My parents and brother are visiting us at the moment. They’re still recovering from jet lag, poor things, but they’re here for more than a week and we’re bound to be out and about, exploring and experiencing the stuff of Paris. It’s Ian’s choice, really. He only gets a week here, whereas Mum and Dad will be back again and again over the next six months.
I haven’t touched my novel for a couple of days. My excuse: my visitors. We’ve been catching up, in between and during looking after the babies and, as ever, doing laundry… it never ends.
It’s an excuse, and perhaps a poor one, but it’s also an exception. The rule is writing every day. But inevitably, on occasion, I break the rule. Sometimes I have a really good reason… like having a baby. Sometimes the reasons aren’t so solid, like in the past few days. But I am happy to say that these are exceptions.

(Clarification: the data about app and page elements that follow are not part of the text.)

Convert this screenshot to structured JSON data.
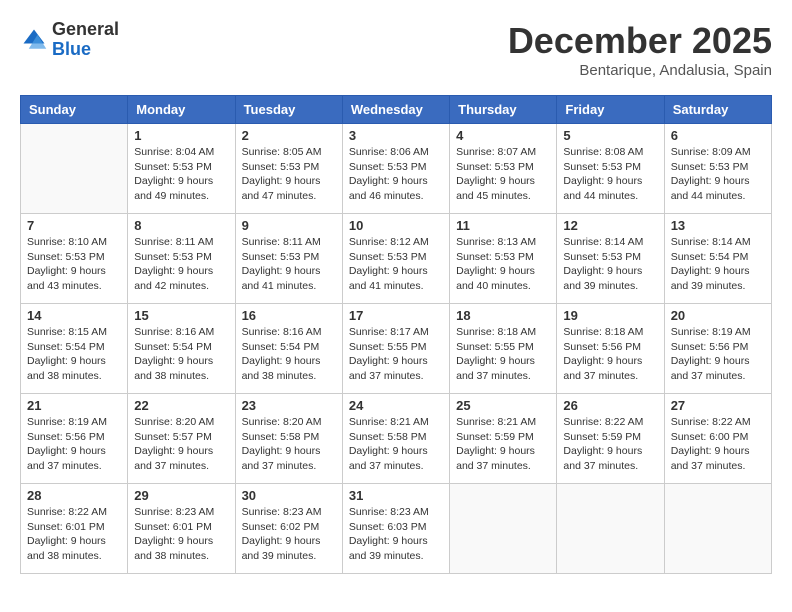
{
  "header": {
    "logo_general": "General",
    "logo_blue": "Blue",
    "month_title": "December 2025",
    "location": "Bentarique, Andalusia, Spain"
  },
  "weekdays": [
    "Sunday",
    "Monday",
    "Tuesday",
    "Wednesday",
    "Thursday",
    "Friday",
    "Saturday"
  ],
  "weeks": [
    [
      {
        "day": "",
        "info": ""
      },
      {
        "day": "1",
        "info": "Sunrise: 8:04 AM\nSunset: 5:53 PM\nDaylight: 9 hours\nand 49 minutes."
      },
      {
        "day": "2",
        "info": "Sunrise: 8:05 AM\nSunset: 5:53 PM\nDaylight: 9 hours\nand 47 minutes."
      },
      {
        "day": "3",
        "info": "Sunrise: 8:06 AM\nSunset: 5:53 PM\nDaylight: 9 hours\nand 46 minutes."
      },
      {
        "day": "4",
        "info": "Sunrise: 8:07 AM\nSunset: 5:53 PM\nDaylight: 9 hours\nand 45 minutes."
      },
      {
        "day": "5",
        "info": "Sunrise: 8:08 AM\nSunset: 5:53 PM\nDaylight: 9 hours\nand 44 minutes."
      },
      {
        "day": "6",
        "info": "Sunrise: 8:09 AM\nSunset: 5:53 PM\nDaylight: 9 hours\nand 44 minutes."
      }
    ],
    [
      {
        "day": "7",
        "info": "Sunrise: 8:10 AM\nSunset: 5:53 PM\nDaylight: 9 hours\nand 43 minutes."
      },
      {
        "day": "8",
        "info": "Sunrise: 8:11 AM\nSunset: 5:53 PM\nDaylight: 9 hours\nand 42 minutes."
      },
      {
        "day": "9",
        "info": "Sunrise: 8:11 AM\nSunset: 5:53 PM\nDaylight: 9 hours\nand 41 minutes."
      },
      {
        "day": "10",
        "info": "Sunrise: 8:12 AM\nSunset: 5:53 PM\nDaylight: 9 hours\nand 41 minutes."
      },
      {
        "day": "11",
        "info": "Sunrise: 8:13 AM\nSunset: 5:53 PM\nDaylight: 9 hours\nand 40 minutes."
      },
      {
        "day": "12",
        "info": "Sunrise: 8:14 AM\nSunset: 5:53 PM\nDaylight: 9 hours\nand 39 minutes."
      },
      {
        "day": "13",
        "info": "Sunrise: 8:14 AM\nSunset: 5:54 PM\nDaylight: 9 hours\nand 39 minutes."
      }
    ],
    [
      {
        "day": "14",
        "info": "Sunrise: 8:15 AM\nSunset: 5:54 PM\nDaylight: 9 hours\nand 38 minutes."
      },
      {
        "day": "15",
        "info": "Sunrise: 8:16 AM\nSunset: 5:54 PM\nDaylight: 9 hours\nand 38 minutes."
      },
      {
        "day": "16",
        "info": "Sunrise: 8:16 AM\nSunset: 5:54 PM\nDaylight: 9 hours\nand 38 minutes."
      },
      {
        "day": "17",
        "info": "Sunrise: 8:17 AM\nSunset: 5:55 PM\nDaylight: 9 hours\nand 37 minutes."
      },
      {
        "day": "18",
        "info": "Sunrise: 8:18 AM\nSunset: 5:55 PM\nDaylight: 9 hours\nand 37 minutes."
      },
      {
        "day": "19",
        "info": "Sunrise: 8:18 AM\nSunset: 5:56 PM\nDaylight: 9 hours\nand 37 minutes."
      },
      {
        "day": "20",
        "info": "Sunrise: 8:19 AM\nSunset: 5:56 PM\nDaylight: 9 hours\nand 37 minutes."
      }
    ],
    [
      {
        "day": "21",
        "info": "Sunrise: 8:19 AM\nSunset: 5:56 PM\nDaylight: 9 hours\nand 37 minutes."
      },
      {
        "day": "22",
        "info": "Sunrise: 8:20 AM\nSunset: 5:57 PM\nDaylight: 9 hours\nand 37 minutes."
      },
      {
        "day": "23",
        "info": "Sunrise: 8:20 AM\nSunset: 5:58 PM\nDaylight: 9 hours\nand 37 minutes."
      },
      {
        "day": "24",
        "info": "Sunrise: 8:21 AM\nSunset: 5:58 PM\nDaylight: 9 hours\nand 37 minutes."
      },
      {
        "day": "25",
        "info": "Sunrise: 8:21 AM\nSunset: 5:59 PM\nDaylight: 9 hours\nand 37 minutes."
      },
      {
        "day": "26",
        "info": "Sunrise: 8:22 AM\nSunset: 5:59 PM\nDaylight: 9 hours\nand 37 minutes."
      },
      {
        "day": "27",
        "info": "Sunrise: 8:22 AM\nSunset: 6:00 PM\nDaylight: 9 hours\nand 37 minutes."
      }
    ],
    [
      {
        "day": "28",
        "info": "Sunrise: 8:22 AM\nSunset: 6:01 PM\nDaylight: 9 hours\nand 38 minutes."
      },
      {
        "day": "29",
        "info": "Sunrise: 8:23 AM\nSunset: 6:01 PM\nDaylight: 9 hours\nand 38 minutes."
      },
      {
        "day": "30",
        "info": "Sunrise: 8:23 AM\nSunset: 6:02 PM\nDaylight: 9 hours\nand 39 minutes."
      },
      {
        "day": "31",
        "info": "Sunrise: 8:23 AM\nSunset: 6:03 PM\nDaylight: 9 hours\nand 39 minutes."
      },
      {
        "day": "",
        "info": ""
      },
      {
        "day": "",
        "info": ""
      },
      {
        "day": "",
        "info": ""
      }
    ]
  ]
}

With the babies we try to follow a kind of routine, or more accurately, a sequence of events. It’s a well-known method and, as with all parenting strategies, a bit controversial. I make no claims that it’s the great solve-all easy-parenting secret. In fact, it’s not easy. But we try to stick to the whole feed-wake-sleep cycle put forward in ‘Baby Wise’. It worked a treat with Louis. He’s a good little sleeping machine, most of the time. We’re trying it with Elena and I don’t remember it being this difficult, but my memory is pretty rubbish.
Exceptions get made. It’d be easy to feel like we’re failing, like we’re messing up the whole thing and teaching Elena bad habits… but the fact is, in order for there to be an exception there has to be a set habit in the first place.
Most of the time Elena wakes from a nap, hungry, and then gets a big, full feed. After her feed she’s awake, though often this kind of gets lost in the newborn sleepiness which is only just starting to pass. And then she goes to bed, awake but dozy (not always awake but if she’s had an awake time then yeah…) and then she sleeps. Of course, sometimes, there is a little crying. Often it feels like a lot, but then you look at the clock and, what do you know? Less than two minutes has passed. Naturally, while I’m writing this, she woke from her nap and went beserk. This often happens after only 45 minutes and, in theory, she should sleep for twice that. I went in to calm her down. She’s supposed to be learning, through all this, to calm herself, to go to sleep by herself, to connect her sleep cycles… anyway, I don’t mean to preach the parenting tactics, though I have found them effective.
No, I’m preaching the balance between discipline and dogma. It’s important to practice discipline in whatever is important to you, whatever you believe in. All good parents do this, even if they believe in a very different parenting philosophy. What’s important is that they are disciplined in following that which they believe, in aid of that which is most valuable to them (their kids). I don’t limit this to parenting, by any means. In pursuing creative arts (something very important to me) I must be disciplined also.
If I take it too far and become dogmatic, then when an exception is made, no matter how good the excuse, I feel guilty. That starts me on a destructive path. Eventually, I think, I would resent the things I value. Guilt is not motivating; it is paralyzing. I must be free to make exceptions, when there is good reason. But they can only really be exceptions when there is a set routine to begin with. A day off, an afternoon, even on a regular basis, are not the end of the good habit. They might be disruptive and difficult, but they are temporary changes. Afterwards, we go back to the routine. If the time off was longer, the change more dramatic, then it might be more difficult to get back into the routine. That’s the price. C’est la vie. No big deal in the long term.
It’s important to keep perspective, to remember that one day is just one day, that these few weeks, even months, are only a small period in the great scheme of things. I have to remind myself at the moment that Elena’s first few months will probably be a difficult time but that it will pass and things will settle down.
Louis’ brilliant sleep habits were not the work of a couple of disciplined weeks. We stuck to our guns for many months – nearly two years now. A great novel, even a kind of average to good one, is not the work of a single really committed month. If I want to be a good writer I’m going to have to stick at it for much longer than that. And, due to the nature of my life (and most people have more than one thing going on) I’m going to have to allow for exceptions to the routine. I’m going to have to allow them, and then get right back to the good habits.
Tomorrow, I hope, I will get back to the novel. Finishing this blog post within one day was mission enough for today.